The 2013 Harry Jerome Award Young Entrepreneur winner is the founder of Walker Law Professional Corporation, a commercial-litigation firm located in downtown Toronto. In 2014, she received the Outstanding Service Award from the National Bar Association. In 2015, she was the recipient of the Traditional Law Practice Award from the Canadian Association of Black Lawyers and the Rising Star Award from Planet Africa.
Bencher Walker is an active member of a number of legal organizations, including the Canadian Association of Black Lawyers, the National Bar Association and the American Bar Association’s Forum on Franchising.
In May, she was named a 2016 Precedent Setter by Precedent Magazine.
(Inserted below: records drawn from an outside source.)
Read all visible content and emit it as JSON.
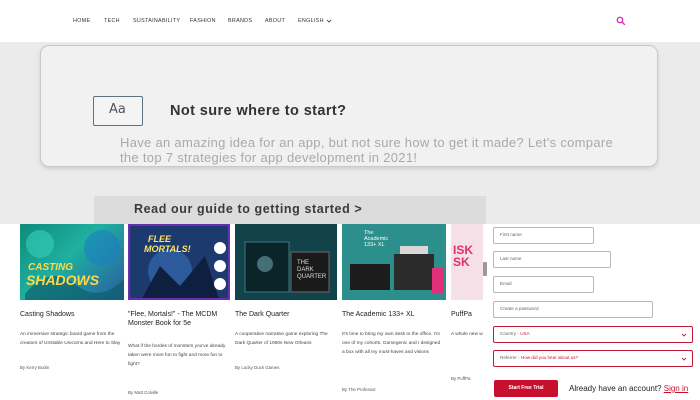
{
  "nav": {
    "items": [
      "HOME",
      "TECH",
      "SUSTAINABILITY",
      "FASHION",
      "BRANDS",
      "ABOUT",
      "ENGLISH"
    ],
    "chevron_icon": "chevron-down-icon",
    "search_icon": "search-icon",
    "accent_color": "#d020b0"
  },
  "promo": {
    "icon_text": "Aa",
    "title": "Not sure where to start?",
    "body": "Have an amazing idea for an app, but not sure how to get it made? Let's compare the top 7 strategies for app development in 2021!",
    "cta": "Read our guide to getting started >"
  },
  "cards": [
    {
      "title": "Casting Shadows",
      "image_text": [
        "CASTING",
        "SHADOWS"
      ],
      "description": "An immersive strategic board game from the creators of Unstable Unicorns and Here to Slay",
      "author": "By Kerry Bodin"
    },
    {
      "title": "\"Flee, Mortals!\" - The MCDM Monster Book for 5e",
      "image_text": [
        "FLEE",
        "MORTALS!"
      ],
      "description": "What if the hordes of monsters you've already taken were more fun to fight and more fun to fight?",
      "author": "By Matt Colville"
    },
    {
      "title": "The Dark Quarter",
      "image_text": [
        "THE",
        "DARK",
        "QUARTER"
      ],
      "description": "A cooperative narrative game exploring The Dark Quarter of 1980s New Orleans",
      "author": "By Lucky Duck Games"
    },
    {
      "title": "The Academic 133+ XL",
      "image_text": [
        "The",
        "Academic",
        "133+ XL"
      ],
      "description": "It's time to bring my own desk to the office. I'm one of my cohorts. Gamegenic and I designed a box with all my must-haves and visions",
      "author": "By The Professor"
    },
    {
      "title": "PuffPa",
      "image_text": [
        "ISK",
        "SK"
      ],
      "description": "A whole new way to never...",
      "author": "By PuffPa"
    }
  ],
  "form": {
    "first_name": "First name",
    "last_name": "Last name",
    "email": "Email",
    "password": "Create a password",
    "country_label": "Country -",
    "country_value": "USA",
    "referral_label": "Referrer -",
    "referral_value": "How did you hear about us?",
    "submit": "Start Free Trial",
    "have_account": "Already have an account? ",
    "signin": "Sign in",
    "brand_color": "#c8102e"
  }
}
In her own words
Q: Congratulations, Bencher Walker! What do you hope to contribute as a bencher of the Law Society?
A: I am looking forward to bringing my own voice to the Law Society. That voice looks to access to justice and fair opportunity for people of all backgrounds. As a black woman, I have an interest in diversity that springs from my personal background but it isn’t limited to that. The special needs for diversity will hopefully become the standard for all. When that happens the word ‘diversity’ will cease to exist. That’s my goal. I am deeply honoured to represent all members of the profession as they seek to fulfil their obligations to the public interest in Ontario.
Q: How do you feel about this historic moment in your life?
A: There are opportunities, obligations and honours. Regarding opportunity, I hope to be able to make a contribution for the betterment of lawyers and paralegals to fulfil their obligations to the public. These obligations are very complicated and I can only hope to weave my way through these complex issues. The central obligation is to govern the professions who serve the public. More than that, with my background I want to ensure that those from diverse backgrounds have access to legal services. I receive this role as a Bencher with a huge degree of humility and I am reminded by my political friend that I serve in this role for a short time. In that period of time, I want to do my best to serve the profession.
Q: No doubt you’ve been congratulated from many people who have been part of your journey. Does anyone stand out for you — past professors, colleagues or someone you’ve particularly admired or held up as a role model?
A: In 2013, I received the Harry Jerome Award from the Black Business and Professional Association for creating Walker Law Professional Corporation. Harry Jerome was and still is a hero. He was a Canadian black sprinter who competed in the 1960, 1964 and 1968 Summer Olympics. I have always admired him and feel privileged to receive a level of association for opening my own practice. The Law Society provides the opportunity for diverse lawyers to succeed and feel that they are enabled to jump over hurdles themselves.